▶ _Brief_:
Write out the data once more, exactly as it reads.
***
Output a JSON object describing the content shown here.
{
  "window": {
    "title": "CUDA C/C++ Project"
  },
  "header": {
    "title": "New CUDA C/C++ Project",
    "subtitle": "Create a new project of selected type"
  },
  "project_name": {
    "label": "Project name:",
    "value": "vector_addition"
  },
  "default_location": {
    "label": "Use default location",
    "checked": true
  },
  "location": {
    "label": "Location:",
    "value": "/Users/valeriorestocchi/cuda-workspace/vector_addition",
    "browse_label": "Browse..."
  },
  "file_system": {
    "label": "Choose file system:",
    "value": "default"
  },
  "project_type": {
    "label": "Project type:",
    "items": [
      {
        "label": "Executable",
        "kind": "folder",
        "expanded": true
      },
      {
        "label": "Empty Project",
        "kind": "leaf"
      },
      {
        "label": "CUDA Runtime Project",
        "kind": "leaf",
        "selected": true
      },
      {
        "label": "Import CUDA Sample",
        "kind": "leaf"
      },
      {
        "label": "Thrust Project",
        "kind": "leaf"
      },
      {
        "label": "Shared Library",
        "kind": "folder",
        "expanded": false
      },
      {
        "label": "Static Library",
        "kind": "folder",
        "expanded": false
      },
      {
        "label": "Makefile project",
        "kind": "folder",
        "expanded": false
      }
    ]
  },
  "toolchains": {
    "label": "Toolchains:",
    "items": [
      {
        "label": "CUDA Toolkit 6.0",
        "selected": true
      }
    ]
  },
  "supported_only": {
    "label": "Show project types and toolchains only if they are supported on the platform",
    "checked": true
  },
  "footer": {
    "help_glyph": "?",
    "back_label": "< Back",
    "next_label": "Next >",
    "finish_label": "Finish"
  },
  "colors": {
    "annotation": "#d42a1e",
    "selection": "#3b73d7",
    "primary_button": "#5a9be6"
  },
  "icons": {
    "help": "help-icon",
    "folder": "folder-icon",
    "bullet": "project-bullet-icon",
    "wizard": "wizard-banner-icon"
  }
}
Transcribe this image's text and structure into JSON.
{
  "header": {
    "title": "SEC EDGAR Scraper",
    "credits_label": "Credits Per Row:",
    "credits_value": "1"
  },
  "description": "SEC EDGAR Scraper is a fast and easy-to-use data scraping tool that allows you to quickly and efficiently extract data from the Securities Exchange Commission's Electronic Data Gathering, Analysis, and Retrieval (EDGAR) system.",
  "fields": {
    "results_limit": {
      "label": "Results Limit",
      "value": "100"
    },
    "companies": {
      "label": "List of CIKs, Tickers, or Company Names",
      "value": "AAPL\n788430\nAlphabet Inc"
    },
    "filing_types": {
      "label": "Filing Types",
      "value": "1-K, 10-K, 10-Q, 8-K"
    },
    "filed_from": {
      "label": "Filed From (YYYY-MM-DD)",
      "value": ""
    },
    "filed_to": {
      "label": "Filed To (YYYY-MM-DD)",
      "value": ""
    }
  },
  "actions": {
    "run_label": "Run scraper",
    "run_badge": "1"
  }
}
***
▶ _Solved problem_:
Output a JSON object describing the content shown here.
{
  "window": {
    "title": "CUDA C/C++ Project"
  },
  "header": {
    "title": "New CUDA C/C++ Project",
    "subtitle": "Create a new project of selected type"
  },
  "project_name": {
    "label": "Project name:",
    "value": "vector_addition"
  },
  "default_location": {
    "label": "Use default location",
    "checked": true
  },
  "location": {
    "label": "Location:",
    "value": "/Users/valeriorestocchi/cuda-workspace/vector_addition",
    "browse_label": "Browse..."
  },
  "file_system": {
    "label": "Choose file system:",
    "value": "default"
  },
  "project_type": {
    "label": "Project type:",
    "items": [
      {
        "label": "Executable",
        "kind": "folder",
        "expanded": true
      },
      {
        "label": "Empty Project",
        "kind": "leaf"
      },
      {
        "label": "CUDA Runtime Project",
        "kind": "leaf",
        "selected": true
      },
      {
        "label": "Import CUDA Sample",
        "kind": "leaf"
      },
      {
        "label": "Thrust Project",
        "kind": "leaf"
      },
      {
        "label": "Shared Library",
        "kind": "folder",
        "expanded": false
      },
      {
        "label": "Static Library",
        "kind": "folder",
        "expanded": false
      },
      {
        "label": "Makefile project",
        "kind": "folder",
        "expanded": false
      }
    ]
  },
  "toolchains": {
    "label": "Toolchains:",
    "items": [
      {
        "label": "CUDA Toolkit 6.0",
        "selected": true
      }
    ]
  },
  "supported_only": {
    "label": "Show project types and toolchains only if they are supported on the platform",
    "checked": true
  },
  "footer": {
    "help_glyph": "?",
    "back_label": "< Back",
    "next_label": "Next >",
    "finish_label": "Finish"
  },
  "colors": {
    "annotation": "#d42a1e",
    "selection": "#3b73d7",
    "primary_button": "#5a9be6"
  },
  "icons": {
    "help": "help-icon",
    "folder": "folder-icon",
    "bullet": "project-bullet-icon",
    "wizard": "wizard-banner-icon"
  }
}
Transcribe this image's text and structure into JSON.
{
  "header": {
    "title": "SEC EDGAR Scraper",
    "credits_label": "Credits Per Row:",
    "credits_value": "1"
  },
  "description": "SEC EDGAR Scraper is a fast and easy-to-use data scraping tool that allows you to quickly and efficiently extract data from the Securities Exchange Commission's Electronic Data Gathering, Analysis, and Retrieval (EDGAR) system.",
  "fields": {
    "results_limit": {
      "label": "Results Limit",
      "value": "100"
    },
    "companies": {
      "label": "List of CIKs, Tickers, or Company Names",
      "value": "AAPL\n788430\nAlphabet Inc"
    },
    "filing_types": {
      "label": "Filing Types",
      "value": "1-K, 10-K, 10-Q, 8-K"
    },
    "filed_from": {
      "label": "Filed From (YYYY-MM-DD)",
      "value": ""
    },
    "filed_to": {
      "label": "Filed To (YYYY-MM-DD)",
      "value": ""
    }
  },
  "actions": {
    "run_label": "Run scraper",
    "run_badge": "1"
  }
}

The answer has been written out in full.